President Obama did not go to Saudi Arabia this Friday to talk about comic books, but he should, because a new fatwa against them—specifically those showing right-thinking Muslim superheroes—underscores just how hard it is to sustain a positive relationship with Riyadh.
Obama himself once singled out the remarkable comic book series in question, called The 99, for special praise. The superheroes have the attributes associated with the 99 names of Allah—words like “strength” and “light” and “wisdom”—and these characters team up to fight evil. Kuwaiti psychologist Naif al-Mutawa created them after the 9/11 attacks because he wanted Muslim children, including his own, to have Muslim heroes who were not suicide bombers and jihadists. Since then the comics have been the subject of a PBS documentary, and they’ve inspired the creation of Muslim heroes in mainstream American comics.
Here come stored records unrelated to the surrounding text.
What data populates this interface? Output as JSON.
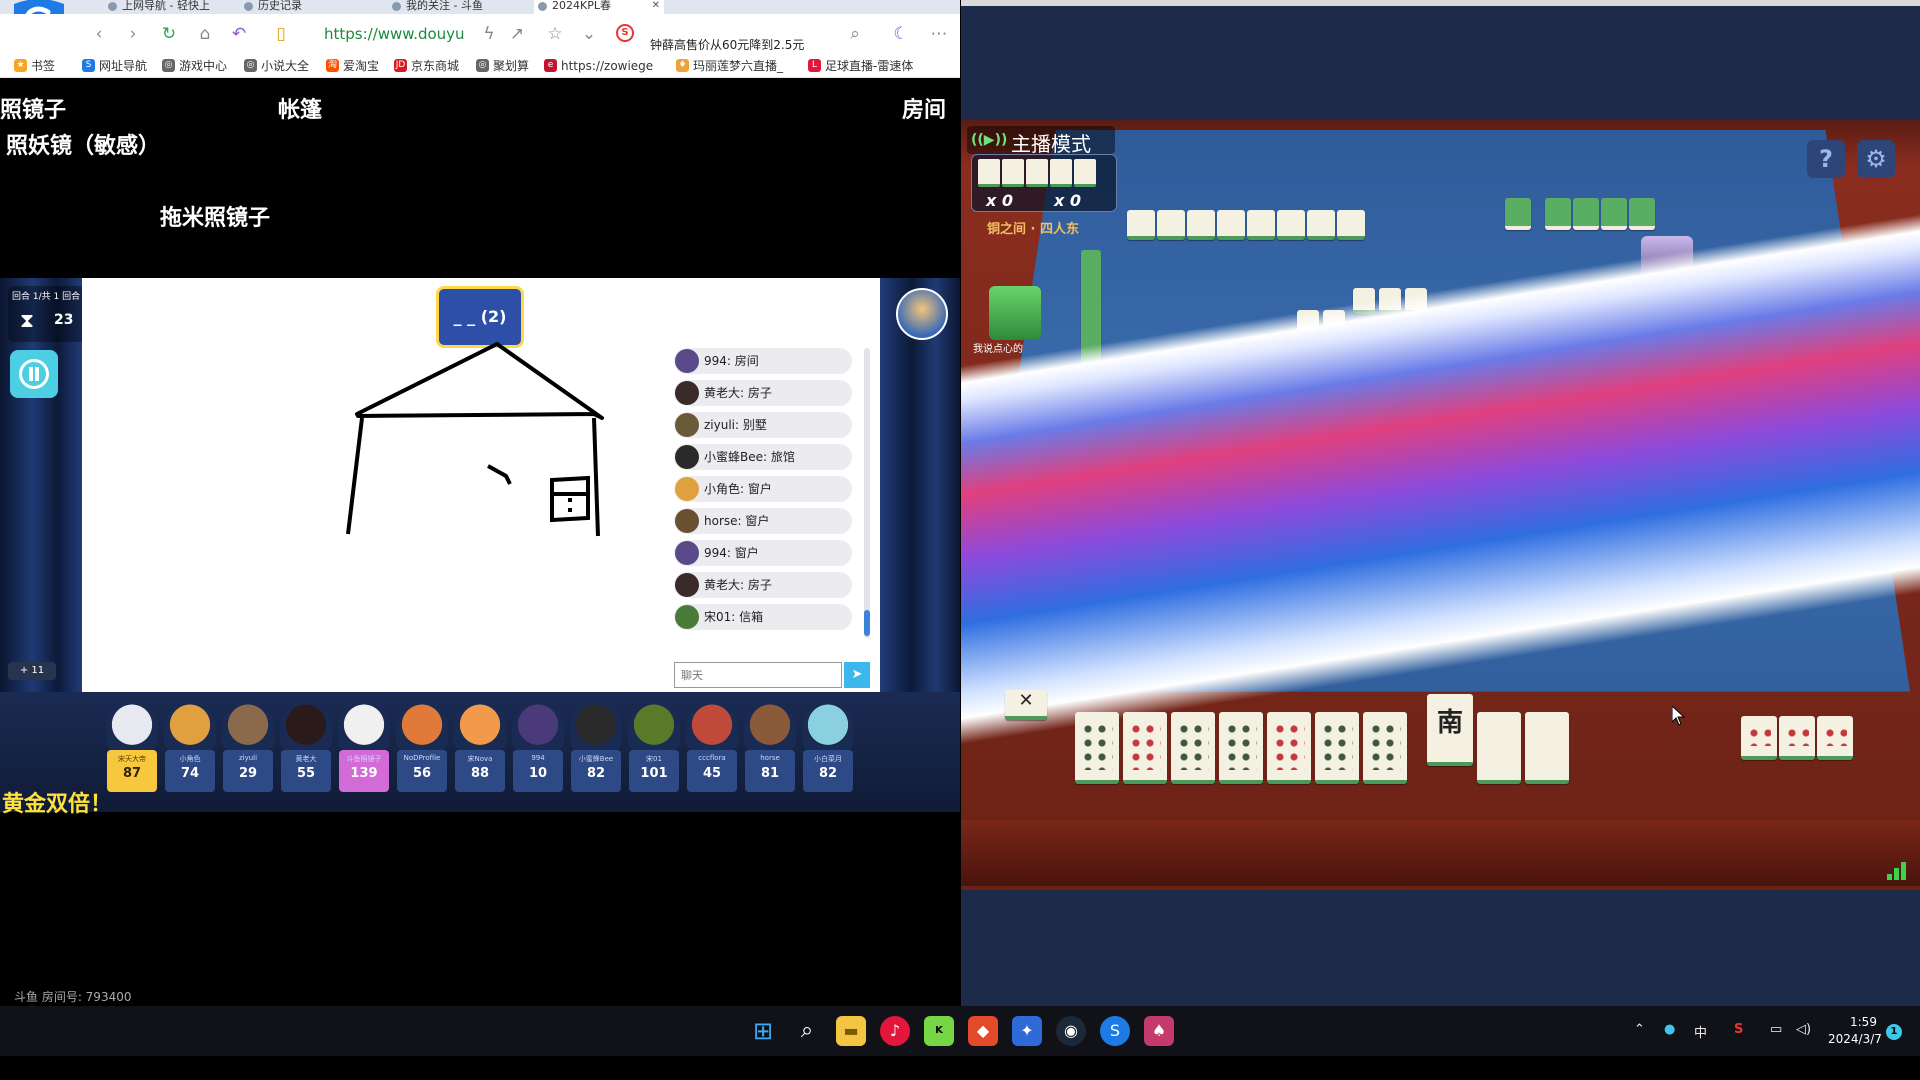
{
  "browser": {
    "tabs": [
      {
        "label": "上网导航 - 轻快上"
      },
      {
        "label": "历史记录"
      },
      {
        "label": "我的关注 - 斗鱼"
      },
      {
        "label": "2024KPL春"
      }
    ],
    "url": "https://www.douyu",
    "news_ticker": "钟薛高售价从60元降到2.5元",
    "bookmarks": [
      {
        "label": "书签"
      },
      {
        "label": "网址导航"
      },
      {
        "label": "游戏中心"
      },
      {
        "label": "小说大全"
      },
      {
        "label": "爱淘宝"
      },
      {
        "label": "京东商城"
      },
      {
        "label": "聚划算"
      },
      {
        "label": "https://zowiege"
      },
      {
        "label": "玛丽莲梦六直播_"
      },
      {
        "label": "足球直播-雷速体"
      }
    ]
  },
  "stream": {
    "words": {
      "top_left": "照镜子",
      "top_center": "帐篷",
      "top_right": "房间",
      "sub_left": "照妖镜（敏感）",
      "center": "拖米照镜子"
    },
    "game": {
      "round_label": "回合 1/共 1 回合",
      "timer": "23",
      "hint": "_ _ (2)",
      "plus_badge": "+ 11",
      "chat_placeholder": "聊天",
      "chat": [
        {
          "text": "994: 房间",
          "color": "#5a4a8a"
        },
        {
          "text": "黄老大: 房子",
          "color": "#3a2a2a"
        },
        {
          "text": "ziyuli: 别墅",
          "color": "#6b5a3a"
        },
        {
          "text": "小蜜蜂Bee: 旅馆",
          "color": "#2a2a2a"
        },
        {
          "text": "小角色: 窗户",
          "color": "#e0a040"
        },
        {
          "text": "horse: 窗户",
          "color": "#6a5030"
        },
        {
          "text": "994: 窗户",
          "color": "#5a4a8a"
        },
        {
          "text": "黄老大: 房子",
          "color": "#3a2a2a"
        },
        {
          "text": "宋01: 信箱",
          "color": "#4a7a3a"
        }
      ],
      "players": [
        {
          "name": "宋天大帝",
          "score": "87",
          "style": "gold",
          "color": "#e8e8f0"
        },
        {
          "name": "小角色",
          "score": "74",
          "style": "",
          "color": "#e0a040"
        },
        {
          "name": "ziyuli",
          "score": "29",
          "style": "",
          "color": "#8a6a4a"
        },
        {
          "name": "黄老大",
          "score": "55",
          "style": "",
          "color": "#2a1a1a"
        },
        {
          "name": "斗鱼照镜子",
          "score": "139",
          "style": "pink",
          "color": "#f0f0f0"
        },
        {
          "name": "NoDProfile",
          "score": "56",
          "style": "",
          "color": "#e07a3a"
        },
        {
          "name": "宋Nova",
          "score": "88",
          "style": "",
          "color": "#f09a4a"
        },
        {
          "name": "994",
          "score": "10",
          "style": "",
          "color": "#4a3a7a"
        },
        {
          "name": "小蜜蜂Bee",
          "score": "82",
          "style": "",
          "color": "#2a2a2a"
        },
        {
          "name": "宋01",
          "score": "101",
          "style": "",
          "color": "#5a7a2a"
        },
        {
          "name": "cccflora",
          "score": "45",
          "style": "",
          "color": "#c04a3a"
        },
        {
          "name": "horse",
          "score": "81",
          "style": "",
          "color": "#8a5a3a"
        },
        {
          "name": "小白菜月",
          "score": "82",
          "style": "",
          "color": "#8ad0e0"
        }
      ],
      "gold_banner": "黄金双倍！"
    },
    "room_no": "斗鱼 房间号: 793400"
  },
  "mahjong": {
    "mode_label": "主播模式",
    "score_left": "x 0",
    "score_right": "x 0",
    "room_title": "铜之间 · 四人东",
    "opp_left_name": "我说点心的",
    "hand_glyph": "南"
  },
  "taskbar": {
    "tray_lang": "中",
    "time": "1:59",
    "date": "2024/3/7",
    "notif": "1"
  },
  "colors": {
    "felt": "#3c6fb0",
    "accent_green": "#37d44c",
    "gold": "#f7c83d"
  }
}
“His comic books have captured the imaginations of so many young people with superheroes who embody the teachings and tolerance of Islam,” Obama told a group of young entrepreneurs in 2010. Obama alluded to his own 2009 speech in Cairo reaching out to the Muslim world to build a better future for all. After that, said the president, al-Mutawa “had a similar idea, so in his comic books Superman and Batman reach out to their Muslim counterparts,” the president said as the audience laughed warmly, “and I hear they are making progress, too.”
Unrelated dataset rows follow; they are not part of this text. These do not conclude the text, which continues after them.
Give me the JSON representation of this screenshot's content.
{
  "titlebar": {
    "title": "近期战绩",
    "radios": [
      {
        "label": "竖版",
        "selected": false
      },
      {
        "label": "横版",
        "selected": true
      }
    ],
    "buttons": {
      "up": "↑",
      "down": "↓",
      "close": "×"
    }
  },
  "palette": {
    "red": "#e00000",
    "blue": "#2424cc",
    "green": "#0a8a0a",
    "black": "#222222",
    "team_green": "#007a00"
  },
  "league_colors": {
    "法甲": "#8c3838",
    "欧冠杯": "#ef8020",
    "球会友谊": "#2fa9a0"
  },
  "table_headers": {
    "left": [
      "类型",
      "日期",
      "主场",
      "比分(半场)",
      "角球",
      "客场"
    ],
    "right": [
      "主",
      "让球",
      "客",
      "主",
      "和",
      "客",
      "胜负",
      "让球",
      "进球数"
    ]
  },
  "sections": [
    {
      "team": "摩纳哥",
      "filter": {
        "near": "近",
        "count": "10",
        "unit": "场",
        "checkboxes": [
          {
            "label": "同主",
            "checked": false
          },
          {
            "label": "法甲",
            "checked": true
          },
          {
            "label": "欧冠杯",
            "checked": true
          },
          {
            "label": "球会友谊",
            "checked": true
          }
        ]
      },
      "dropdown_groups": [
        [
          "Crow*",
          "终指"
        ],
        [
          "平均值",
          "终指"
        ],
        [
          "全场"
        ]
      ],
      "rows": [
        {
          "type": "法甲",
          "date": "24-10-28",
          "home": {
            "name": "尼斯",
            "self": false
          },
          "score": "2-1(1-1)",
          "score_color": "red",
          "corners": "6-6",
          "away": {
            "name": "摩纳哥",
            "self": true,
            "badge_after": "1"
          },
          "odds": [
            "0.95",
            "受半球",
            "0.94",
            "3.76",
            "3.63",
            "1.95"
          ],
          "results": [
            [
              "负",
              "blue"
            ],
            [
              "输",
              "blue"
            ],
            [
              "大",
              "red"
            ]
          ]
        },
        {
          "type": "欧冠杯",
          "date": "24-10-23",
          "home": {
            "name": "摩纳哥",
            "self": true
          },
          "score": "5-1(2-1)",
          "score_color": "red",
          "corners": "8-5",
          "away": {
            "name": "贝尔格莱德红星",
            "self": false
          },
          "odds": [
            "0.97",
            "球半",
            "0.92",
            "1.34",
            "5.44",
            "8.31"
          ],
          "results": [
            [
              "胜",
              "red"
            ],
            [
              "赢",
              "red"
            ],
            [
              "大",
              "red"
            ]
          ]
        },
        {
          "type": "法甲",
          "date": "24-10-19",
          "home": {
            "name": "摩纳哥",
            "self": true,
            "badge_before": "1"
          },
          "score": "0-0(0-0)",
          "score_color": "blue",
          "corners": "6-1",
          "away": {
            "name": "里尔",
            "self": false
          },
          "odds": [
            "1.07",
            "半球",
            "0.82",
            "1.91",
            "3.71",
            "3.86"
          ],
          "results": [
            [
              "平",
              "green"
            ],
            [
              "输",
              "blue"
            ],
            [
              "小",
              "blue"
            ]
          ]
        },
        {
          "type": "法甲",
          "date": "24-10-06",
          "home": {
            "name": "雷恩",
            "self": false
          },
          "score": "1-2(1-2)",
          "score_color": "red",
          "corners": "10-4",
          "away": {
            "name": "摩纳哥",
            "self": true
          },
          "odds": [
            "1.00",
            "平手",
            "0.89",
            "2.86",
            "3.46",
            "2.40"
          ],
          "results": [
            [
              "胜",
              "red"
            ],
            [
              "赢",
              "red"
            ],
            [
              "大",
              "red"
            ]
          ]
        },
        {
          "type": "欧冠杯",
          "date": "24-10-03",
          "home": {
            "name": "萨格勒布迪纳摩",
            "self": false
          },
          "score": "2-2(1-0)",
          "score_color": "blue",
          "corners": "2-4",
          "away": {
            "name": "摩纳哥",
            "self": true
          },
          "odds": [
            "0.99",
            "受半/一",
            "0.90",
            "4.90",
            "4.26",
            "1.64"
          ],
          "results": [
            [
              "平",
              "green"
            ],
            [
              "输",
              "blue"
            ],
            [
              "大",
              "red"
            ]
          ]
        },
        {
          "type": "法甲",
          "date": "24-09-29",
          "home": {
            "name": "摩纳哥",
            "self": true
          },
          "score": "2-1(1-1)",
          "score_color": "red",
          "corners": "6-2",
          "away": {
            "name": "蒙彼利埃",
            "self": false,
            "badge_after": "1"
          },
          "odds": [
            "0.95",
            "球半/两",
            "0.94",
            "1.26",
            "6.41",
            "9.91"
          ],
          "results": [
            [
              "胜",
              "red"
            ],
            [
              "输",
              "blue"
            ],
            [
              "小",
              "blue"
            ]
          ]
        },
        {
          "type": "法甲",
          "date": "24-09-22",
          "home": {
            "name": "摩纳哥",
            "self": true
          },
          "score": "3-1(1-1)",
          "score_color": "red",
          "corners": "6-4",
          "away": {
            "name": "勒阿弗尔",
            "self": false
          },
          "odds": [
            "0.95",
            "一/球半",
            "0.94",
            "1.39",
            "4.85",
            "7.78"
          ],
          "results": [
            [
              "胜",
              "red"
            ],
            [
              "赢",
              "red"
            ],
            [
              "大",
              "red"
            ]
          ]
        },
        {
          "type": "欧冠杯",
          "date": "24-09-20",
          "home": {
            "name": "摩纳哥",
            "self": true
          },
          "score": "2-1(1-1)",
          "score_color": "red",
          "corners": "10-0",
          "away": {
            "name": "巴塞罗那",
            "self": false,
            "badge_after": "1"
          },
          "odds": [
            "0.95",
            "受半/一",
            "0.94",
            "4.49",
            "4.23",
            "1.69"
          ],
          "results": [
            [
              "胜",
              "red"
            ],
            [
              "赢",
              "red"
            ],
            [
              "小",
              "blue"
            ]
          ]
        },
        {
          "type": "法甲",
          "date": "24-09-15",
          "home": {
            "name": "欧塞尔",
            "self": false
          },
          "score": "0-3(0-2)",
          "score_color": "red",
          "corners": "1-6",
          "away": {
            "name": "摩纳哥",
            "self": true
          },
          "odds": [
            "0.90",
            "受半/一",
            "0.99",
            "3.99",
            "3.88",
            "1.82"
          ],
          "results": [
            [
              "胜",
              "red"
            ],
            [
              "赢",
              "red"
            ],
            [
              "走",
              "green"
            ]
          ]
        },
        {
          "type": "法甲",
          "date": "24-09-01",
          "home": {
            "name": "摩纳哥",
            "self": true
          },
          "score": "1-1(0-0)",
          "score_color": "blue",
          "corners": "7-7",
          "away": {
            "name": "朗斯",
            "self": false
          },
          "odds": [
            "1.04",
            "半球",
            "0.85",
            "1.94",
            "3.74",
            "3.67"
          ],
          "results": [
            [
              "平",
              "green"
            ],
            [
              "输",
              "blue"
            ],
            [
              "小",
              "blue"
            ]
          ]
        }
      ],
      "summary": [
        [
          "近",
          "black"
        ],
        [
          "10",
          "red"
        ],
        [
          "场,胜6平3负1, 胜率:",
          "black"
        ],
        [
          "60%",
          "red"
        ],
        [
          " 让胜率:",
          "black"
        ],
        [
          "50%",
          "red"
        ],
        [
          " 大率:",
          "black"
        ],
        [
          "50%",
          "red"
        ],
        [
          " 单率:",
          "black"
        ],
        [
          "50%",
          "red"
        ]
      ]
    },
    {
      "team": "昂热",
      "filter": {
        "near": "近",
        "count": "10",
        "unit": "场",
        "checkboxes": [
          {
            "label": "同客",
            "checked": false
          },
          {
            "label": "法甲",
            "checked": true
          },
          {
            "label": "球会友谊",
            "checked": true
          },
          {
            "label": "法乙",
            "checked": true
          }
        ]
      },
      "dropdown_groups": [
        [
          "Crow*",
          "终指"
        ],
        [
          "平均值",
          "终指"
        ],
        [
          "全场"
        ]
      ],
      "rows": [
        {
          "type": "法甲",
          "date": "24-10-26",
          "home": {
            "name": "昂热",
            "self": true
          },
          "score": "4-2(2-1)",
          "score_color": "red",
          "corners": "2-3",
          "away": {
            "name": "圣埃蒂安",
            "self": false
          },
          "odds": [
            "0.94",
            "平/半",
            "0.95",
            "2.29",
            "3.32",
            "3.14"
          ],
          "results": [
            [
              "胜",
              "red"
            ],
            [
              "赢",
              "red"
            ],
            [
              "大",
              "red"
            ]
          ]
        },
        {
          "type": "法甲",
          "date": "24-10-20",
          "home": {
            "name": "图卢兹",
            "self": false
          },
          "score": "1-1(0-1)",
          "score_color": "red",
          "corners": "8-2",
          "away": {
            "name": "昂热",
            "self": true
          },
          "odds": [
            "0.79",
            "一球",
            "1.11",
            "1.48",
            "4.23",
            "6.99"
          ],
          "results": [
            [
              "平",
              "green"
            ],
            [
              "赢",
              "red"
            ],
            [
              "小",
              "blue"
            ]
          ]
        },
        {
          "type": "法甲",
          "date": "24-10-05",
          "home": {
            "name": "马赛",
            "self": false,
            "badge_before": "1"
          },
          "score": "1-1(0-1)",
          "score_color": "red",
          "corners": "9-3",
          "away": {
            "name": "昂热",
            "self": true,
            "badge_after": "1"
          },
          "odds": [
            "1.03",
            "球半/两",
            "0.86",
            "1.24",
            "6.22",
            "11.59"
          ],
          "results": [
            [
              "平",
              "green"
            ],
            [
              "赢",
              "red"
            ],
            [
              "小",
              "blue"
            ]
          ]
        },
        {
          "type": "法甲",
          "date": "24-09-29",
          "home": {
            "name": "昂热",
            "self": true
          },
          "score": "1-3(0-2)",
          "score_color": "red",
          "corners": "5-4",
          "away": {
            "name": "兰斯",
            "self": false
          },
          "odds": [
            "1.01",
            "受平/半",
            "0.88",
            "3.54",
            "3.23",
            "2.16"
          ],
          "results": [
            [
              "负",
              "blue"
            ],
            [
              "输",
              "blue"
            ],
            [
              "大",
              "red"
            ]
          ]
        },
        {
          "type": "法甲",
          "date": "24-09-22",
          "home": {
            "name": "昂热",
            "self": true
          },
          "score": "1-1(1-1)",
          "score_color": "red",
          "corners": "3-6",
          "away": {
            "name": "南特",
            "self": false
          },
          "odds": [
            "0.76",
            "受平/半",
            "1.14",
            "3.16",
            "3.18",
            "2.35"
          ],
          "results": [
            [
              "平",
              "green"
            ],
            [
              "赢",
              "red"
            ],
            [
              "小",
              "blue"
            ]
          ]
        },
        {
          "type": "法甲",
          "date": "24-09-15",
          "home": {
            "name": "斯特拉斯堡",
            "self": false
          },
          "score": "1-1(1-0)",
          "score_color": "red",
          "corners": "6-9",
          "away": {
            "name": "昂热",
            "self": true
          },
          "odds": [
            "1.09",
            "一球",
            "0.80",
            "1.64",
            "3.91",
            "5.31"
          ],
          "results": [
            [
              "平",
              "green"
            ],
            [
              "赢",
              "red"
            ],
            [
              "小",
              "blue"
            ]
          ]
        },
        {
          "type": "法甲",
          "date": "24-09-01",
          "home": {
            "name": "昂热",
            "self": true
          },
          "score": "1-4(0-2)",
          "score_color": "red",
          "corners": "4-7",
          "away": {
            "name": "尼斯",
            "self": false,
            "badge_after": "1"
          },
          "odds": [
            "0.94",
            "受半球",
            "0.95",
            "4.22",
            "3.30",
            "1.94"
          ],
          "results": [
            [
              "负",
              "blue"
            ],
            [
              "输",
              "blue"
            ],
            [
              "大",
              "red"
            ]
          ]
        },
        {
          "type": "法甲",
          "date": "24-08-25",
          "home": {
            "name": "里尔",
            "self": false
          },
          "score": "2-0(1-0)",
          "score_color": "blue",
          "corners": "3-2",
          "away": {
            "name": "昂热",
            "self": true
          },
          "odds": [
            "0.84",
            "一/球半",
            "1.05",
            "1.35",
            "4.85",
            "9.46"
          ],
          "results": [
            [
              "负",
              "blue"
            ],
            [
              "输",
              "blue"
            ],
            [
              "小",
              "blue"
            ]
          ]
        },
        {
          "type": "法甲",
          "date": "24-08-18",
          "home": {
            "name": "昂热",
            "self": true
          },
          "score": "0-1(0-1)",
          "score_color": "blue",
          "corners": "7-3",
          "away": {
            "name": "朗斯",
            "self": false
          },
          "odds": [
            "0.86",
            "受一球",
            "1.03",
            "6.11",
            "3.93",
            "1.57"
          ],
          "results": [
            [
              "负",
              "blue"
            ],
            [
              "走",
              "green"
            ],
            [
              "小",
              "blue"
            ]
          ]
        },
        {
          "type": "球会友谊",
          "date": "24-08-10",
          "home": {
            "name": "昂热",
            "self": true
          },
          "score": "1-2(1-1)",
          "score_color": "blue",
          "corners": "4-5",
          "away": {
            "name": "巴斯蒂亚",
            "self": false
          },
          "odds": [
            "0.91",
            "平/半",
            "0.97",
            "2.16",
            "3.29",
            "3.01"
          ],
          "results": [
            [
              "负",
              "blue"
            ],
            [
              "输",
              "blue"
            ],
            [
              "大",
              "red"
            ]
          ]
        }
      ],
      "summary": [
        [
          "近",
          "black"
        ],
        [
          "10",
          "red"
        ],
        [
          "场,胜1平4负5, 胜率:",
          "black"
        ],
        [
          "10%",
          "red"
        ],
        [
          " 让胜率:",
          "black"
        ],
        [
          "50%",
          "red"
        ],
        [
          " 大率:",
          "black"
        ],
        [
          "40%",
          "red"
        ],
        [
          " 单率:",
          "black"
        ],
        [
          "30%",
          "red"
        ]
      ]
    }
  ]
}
But now it appears that that sort of progress, those sorts of liberal forward-looking ideas, are being suppressed once again in Saudi Arabia, where the grand mufti and his council recently issued a fatwa calling the comics and the television show based on them “evil work that needs to be shunned.”
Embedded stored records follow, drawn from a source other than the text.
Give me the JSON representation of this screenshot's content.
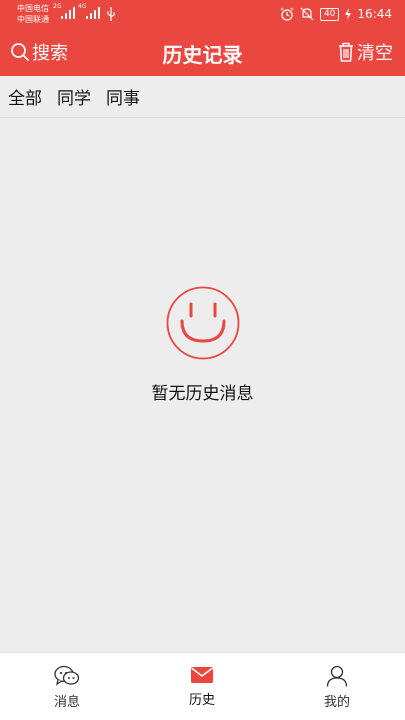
{
  "status_bar": {
    "carrier1": "中国电信",
    "carrier2": "中国联通",
    "net1": "2G",
    "net2": "4G",
    "battery": "40",
    "time": "16:44"
  },
  "header": {
    "search_label": "搜索",
    "title": "历史记录",
    "clear_label": "清空"
  },
  "filter_tabs": [
    {
      "label": "全部"
    },
    {
      "label": "同学"
    },
    {
      "label": "同事"
    }
  ],
  "empty_state": {
    "message": "暂无历史消息"
  },
  "bottom_nav": [
    {
      "label": "消息",
      "icon": "chat-icon"
    },
    {
      "label": "历史",
      "icon": "mail-icon",
      "active": true
    },
    {
      "label": "我的",
      "icon": "person-icon"
    }
  ],
  "colors": {
    "accent": "#e9473f",
    "background": "#ededed"
  }
}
Al-Mutawa summed up his own frustration—and very possibly Obama’s as well—in a phone call with The Daily Beast this morning. “We put Saudi super heroes on global television,” he said. “We are saying, ‘We are the good guys, not the bad guys,’ and these people are saying, ‘No, you are wrong, we actually are the bad guys. Stop spreading lies, Naif!’”
The timing of the fatwa is interesting. The TV show about The 99 is not even airing at the moment, having finished its season. The fatwa was issued this week, just as the Saudi government was coming under sharp criticism for its failure to expunge what amounts to hate-speech and anti-Semitism from Saudi textbooks.
Of course, Saudi religious leaders have always lived, to some extent, in a medieval world of their own. In 2000, the then-grand mufti insisted the earth was flat and disk-shaped and the sun revolved around it. He insisted that satellite images that showed the contrary were part of a Western conspiracy against Islam. Since then another, lesser Saudi cleric claimed that Mickey Mouse was “one of Satan’s soldiers.” These and other silly rulings opened Saudi Arabia up to such ridicule that in 2010 King Abdullah issued his own edict restricting the issuing of fatwas to those clerics approved of by the monarch.
Unfortunately, Grand Mufti Abdulaziz al-Sheikh and his colleagues who issued the fatwa against The 99 fit that description.
In recent years there have been many issues driving a wedge between Riyadh and Washington. The United States, rapidly becoming the world’s leading producer of oil and natural gas, no longer depends on Saudi supplies of energy the way it once did. The Saudis, disillusioned by the Obama administration’s failure to use its military might against the Syrian regime of Bashar Assad, and worried about American rapprochement with Iran, feel the defense guarantees they long enjoyed from Washington no longer are reliable. The counter-terrorism dossier is enormously complicated, since Saudi citizens, at least, support many of the world’s jihadist movements, while the Saudi government claims to be doing all it can to fight them.
So a ban on comic books and a TV show for Muslim kids would seem a pretty trivial issue. But if Saudi Arabia’s turn away from Washington and the West means that the mindset of the muftis will once again be ascendant, then efforts to build a strong and healthy alliance are likely to go nowhere.